[Interface dataset entries]
━━━━━━━━━━━━━━━━━━━━

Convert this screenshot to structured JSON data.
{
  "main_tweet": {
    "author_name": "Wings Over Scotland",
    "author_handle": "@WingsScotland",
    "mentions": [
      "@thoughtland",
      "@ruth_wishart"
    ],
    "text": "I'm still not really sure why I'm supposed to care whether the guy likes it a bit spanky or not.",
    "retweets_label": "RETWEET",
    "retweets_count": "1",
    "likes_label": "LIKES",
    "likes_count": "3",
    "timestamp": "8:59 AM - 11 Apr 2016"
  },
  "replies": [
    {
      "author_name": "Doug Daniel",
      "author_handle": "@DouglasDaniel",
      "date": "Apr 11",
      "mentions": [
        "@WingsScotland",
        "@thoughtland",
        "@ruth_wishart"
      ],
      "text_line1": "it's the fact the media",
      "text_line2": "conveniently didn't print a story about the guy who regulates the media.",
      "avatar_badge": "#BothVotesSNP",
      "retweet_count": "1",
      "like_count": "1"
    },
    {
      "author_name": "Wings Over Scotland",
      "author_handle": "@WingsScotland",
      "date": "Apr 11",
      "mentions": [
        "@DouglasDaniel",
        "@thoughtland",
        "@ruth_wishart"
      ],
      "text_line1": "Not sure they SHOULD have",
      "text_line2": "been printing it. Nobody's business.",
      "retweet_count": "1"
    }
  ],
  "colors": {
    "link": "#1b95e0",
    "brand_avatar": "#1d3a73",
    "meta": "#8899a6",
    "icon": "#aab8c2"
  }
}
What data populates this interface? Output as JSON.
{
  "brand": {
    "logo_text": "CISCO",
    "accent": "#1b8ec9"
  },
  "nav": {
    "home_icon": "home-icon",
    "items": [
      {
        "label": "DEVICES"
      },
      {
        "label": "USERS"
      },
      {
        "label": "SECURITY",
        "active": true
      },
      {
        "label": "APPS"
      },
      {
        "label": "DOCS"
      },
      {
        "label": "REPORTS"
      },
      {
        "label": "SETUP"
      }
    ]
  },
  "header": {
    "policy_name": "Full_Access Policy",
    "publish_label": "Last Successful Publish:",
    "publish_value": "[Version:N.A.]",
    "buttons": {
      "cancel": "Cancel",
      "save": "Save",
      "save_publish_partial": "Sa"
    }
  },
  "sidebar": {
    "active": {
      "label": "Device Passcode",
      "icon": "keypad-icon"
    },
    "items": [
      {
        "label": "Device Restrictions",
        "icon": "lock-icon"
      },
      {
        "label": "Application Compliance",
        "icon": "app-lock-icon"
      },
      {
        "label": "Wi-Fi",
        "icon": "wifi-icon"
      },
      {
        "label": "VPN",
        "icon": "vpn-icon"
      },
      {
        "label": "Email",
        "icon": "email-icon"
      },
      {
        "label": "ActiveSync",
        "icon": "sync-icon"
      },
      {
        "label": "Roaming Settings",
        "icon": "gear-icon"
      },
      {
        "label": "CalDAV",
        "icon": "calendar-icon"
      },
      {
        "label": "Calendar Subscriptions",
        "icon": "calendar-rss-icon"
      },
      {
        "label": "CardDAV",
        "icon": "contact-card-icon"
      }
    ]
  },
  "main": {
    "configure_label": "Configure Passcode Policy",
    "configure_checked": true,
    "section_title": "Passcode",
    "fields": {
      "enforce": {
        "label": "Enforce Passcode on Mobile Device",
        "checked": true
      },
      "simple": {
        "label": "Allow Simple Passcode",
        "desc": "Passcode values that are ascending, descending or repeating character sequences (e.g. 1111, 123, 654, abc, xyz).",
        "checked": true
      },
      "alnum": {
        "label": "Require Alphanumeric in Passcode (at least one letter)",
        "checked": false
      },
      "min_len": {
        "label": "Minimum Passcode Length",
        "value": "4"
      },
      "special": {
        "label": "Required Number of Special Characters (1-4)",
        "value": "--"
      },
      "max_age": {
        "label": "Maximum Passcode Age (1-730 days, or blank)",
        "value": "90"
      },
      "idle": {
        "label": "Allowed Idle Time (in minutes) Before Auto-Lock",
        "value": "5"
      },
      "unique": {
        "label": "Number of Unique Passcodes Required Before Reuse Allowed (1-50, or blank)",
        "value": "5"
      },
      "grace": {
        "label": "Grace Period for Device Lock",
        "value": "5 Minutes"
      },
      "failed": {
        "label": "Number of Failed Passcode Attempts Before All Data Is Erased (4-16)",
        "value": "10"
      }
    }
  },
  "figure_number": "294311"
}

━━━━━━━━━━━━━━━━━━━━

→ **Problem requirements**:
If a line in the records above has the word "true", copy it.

→ **Output**:
        "active": true
    "configure_checked": true,
        "checked": true
        "checked": true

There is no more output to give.